Noise filtering helps to eliminate erroneous data. Errors may originate from various different phenomena, for example, from electrical spikes.
The filtering is made by calculating the median of a given number of consecutive samples. The median is the middlemost sample in the order of magnitude. This algorithm cuts all remarkably higher and lower measurement results compared with other measurement results near the measurement (in a given time window). The filtering window (the number of consecutive samples, where the median is made) is given to the ground equipment during ozone sounding preparation.
The median calculation algorithm is well-defined for odd values only: number of filtering window length (1, 3, 5, 7, ...) (number of measurement samples in the window). Therefore, the filtering window is defined in the ground equipment as the window radius; from the middle to the last sample, or, equally, from the middle to the first sample. In other words, the window radius indicates how many samples before and after the corresponding sample will be taken with in the filtering window. The number of samples where the median is calculated is as follows (sample radius = window radius):
Filter Window Length = 2 × Window Radius + 1
The sample radius is the value given for the ground equipment. If the windows radius is defined as an Integer, the filter window is always an odd integer and the median algorithm is well-defined.
The ozone sensor response time is typically about 20 seconds, as indicated in the GAW report 201 (see Performance Review Literature for details). To avoid cutting real ozone values of the measurement results, the median filtering window length must be clearly shorter than the sensor’s response time. Note that the length is defined as the amount of samples.

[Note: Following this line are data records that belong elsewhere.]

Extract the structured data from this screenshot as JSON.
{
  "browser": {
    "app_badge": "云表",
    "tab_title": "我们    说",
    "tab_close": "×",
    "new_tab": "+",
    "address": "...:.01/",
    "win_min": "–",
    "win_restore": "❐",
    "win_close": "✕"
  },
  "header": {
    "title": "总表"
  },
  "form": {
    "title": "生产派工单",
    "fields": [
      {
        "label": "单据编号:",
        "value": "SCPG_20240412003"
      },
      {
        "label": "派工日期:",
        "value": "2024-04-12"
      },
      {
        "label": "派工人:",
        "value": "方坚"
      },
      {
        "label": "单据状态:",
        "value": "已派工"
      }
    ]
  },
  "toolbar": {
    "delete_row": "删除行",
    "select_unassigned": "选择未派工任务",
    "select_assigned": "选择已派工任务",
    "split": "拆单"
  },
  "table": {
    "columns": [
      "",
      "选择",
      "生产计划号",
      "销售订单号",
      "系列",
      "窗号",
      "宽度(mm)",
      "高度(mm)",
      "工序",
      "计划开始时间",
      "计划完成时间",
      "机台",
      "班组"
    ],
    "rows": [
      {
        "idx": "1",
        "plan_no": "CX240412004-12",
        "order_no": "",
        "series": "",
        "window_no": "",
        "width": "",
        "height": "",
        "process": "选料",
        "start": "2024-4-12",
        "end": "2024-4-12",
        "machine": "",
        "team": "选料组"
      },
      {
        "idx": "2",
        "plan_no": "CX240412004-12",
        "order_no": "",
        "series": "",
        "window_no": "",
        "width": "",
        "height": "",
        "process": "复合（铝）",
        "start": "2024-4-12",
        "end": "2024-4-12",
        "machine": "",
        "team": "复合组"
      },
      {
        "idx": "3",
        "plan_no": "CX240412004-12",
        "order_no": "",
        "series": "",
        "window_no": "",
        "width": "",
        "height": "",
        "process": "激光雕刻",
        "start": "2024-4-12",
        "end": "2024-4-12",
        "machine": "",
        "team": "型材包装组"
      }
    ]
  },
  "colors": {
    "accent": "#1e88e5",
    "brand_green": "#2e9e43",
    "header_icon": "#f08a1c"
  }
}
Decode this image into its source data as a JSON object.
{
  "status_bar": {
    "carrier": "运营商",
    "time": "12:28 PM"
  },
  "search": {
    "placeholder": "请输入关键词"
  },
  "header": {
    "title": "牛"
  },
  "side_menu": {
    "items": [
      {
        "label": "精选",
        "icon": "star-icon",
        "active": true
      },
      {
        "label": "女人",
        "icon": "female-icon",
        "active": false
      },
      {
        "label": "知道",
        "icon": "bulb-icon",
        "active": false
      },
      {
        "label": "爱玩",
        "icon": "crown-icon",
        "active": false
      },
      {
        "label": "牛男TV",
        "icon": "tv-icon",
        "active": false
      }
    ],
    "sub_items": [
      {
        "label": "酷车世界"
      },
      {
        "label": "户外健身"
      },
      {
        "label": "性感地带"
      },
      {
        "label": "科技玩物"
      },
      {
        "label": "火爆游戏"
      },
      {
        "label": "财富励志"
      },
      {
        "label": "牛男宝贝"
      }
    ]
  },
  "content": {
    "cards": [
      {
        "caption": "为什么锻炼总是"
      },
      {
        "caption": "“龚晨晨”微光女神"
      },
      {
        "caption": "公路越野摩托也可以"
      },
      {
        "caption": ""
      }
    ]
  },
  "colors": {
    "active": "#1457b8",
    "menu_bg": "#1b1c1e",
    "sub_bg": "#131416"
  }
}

Therefore, different values for radiosondes with different sample rates must be used. A typical value for the window radius for RS41 is 4 (filtering window = 9 seconds).
The median filtering algorithm is disabled by setting the window radius to 0.